»»

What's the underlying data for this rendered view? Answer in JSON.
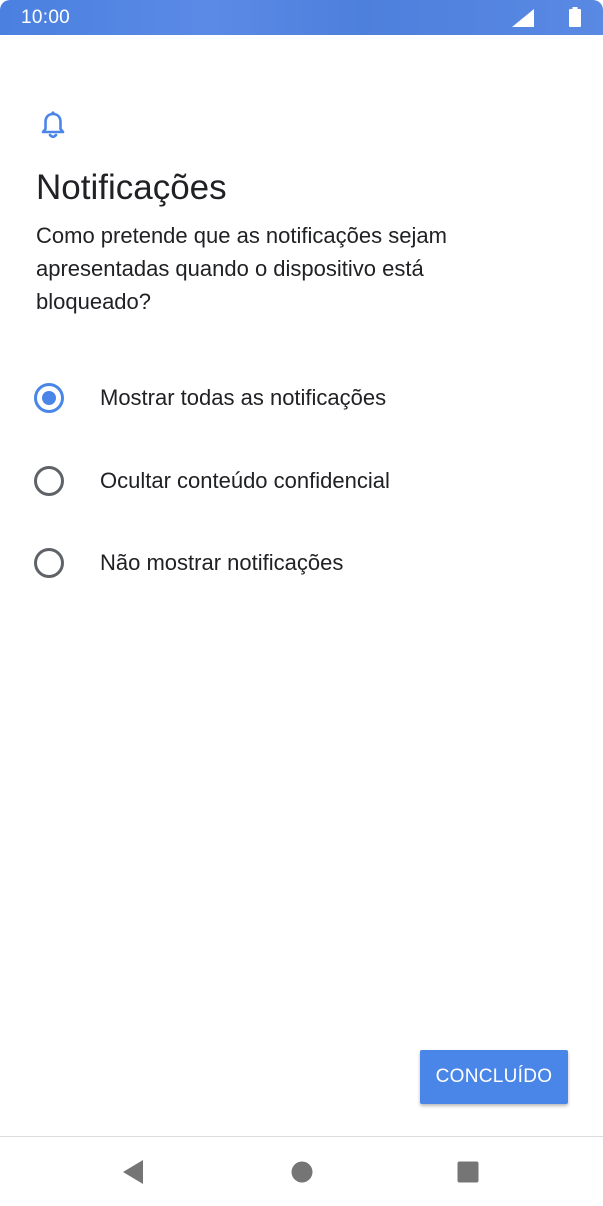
{
  "status_bar": {
    "time": "10:00",
    "signal_icon": "signal-icon",
    "battery_icon": "battery-icon"
  },
  "header": {
    "icon": "bell-icon",
    "title": "Notificações",
    "description": "Como pretende que as notificações sejam apresentadas quando o dispositivo está bloqueado?"
  },
  "options": [
    {
      "label": "Mostrar todas as notificações",
      "selected": true
    },
    {
      "label": "Ocultar conteúdo confidencial",
      "selected": false
    },
    {
      "label": "Não mostrar notificações",
      "selected": false
    }
  ],
  "actions": {
    "done_label": "CONCLUÍDO"
  },
  "navigation": {
    "back_icon": "back-triangle-icon",
    "home_icon": "home-circle-icon",
    "recents_icon": "recents-square-icon"
  },
  "colors": {
    "accent": "#4a86e8",
    "status_bar": "#4a80e0",
    "text": "#202124",
    "radio_unchecked": "#5f6368",
    "nav_icon": "#757575"
  }
}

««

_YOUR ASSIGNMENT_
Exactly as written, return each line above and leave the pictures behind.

_ANSWER TO THE EXERCISE_
What's the underlying data for this rendered view? Answer in JSON.
{
  "status_bar": {
    "time": "10:00",
    "signal_icon": "signal-icon",
    "battery_icon": "battery-icon"
  },
  "header": {
    "icon": "bell-icon",
    "title": "Notificações",
    "description": "Como pretende que as notificações sejam apresentadas quando o dispositivo está bloqueado?"
  },
  "options": [
    {
      "label": "Mostrar todas as notificações",
      "selected": true
    },
    {
      "label": "Ocultar conteúdo confidencial",
      "selected": false
    },
    {
      "label": "Não mostrar notificações",
      "selected": false
    }
  ],
  "actions": {
    "done_label": "CONCLUÍDO"
  },
  "navigation": {
    "back_icon": "back-triangle-icon",
    "home_icon": "home-circle-icon",
    "recents_icon": "recents-square-icon"
  },
  "colors": {
    "accent": "#4a86e8",
    "status_bar": "#4a80e0",
    "text": "#202124",
    "radio_unchecked": "#5f6368",
    "nav_icon": "#757575"
  }
}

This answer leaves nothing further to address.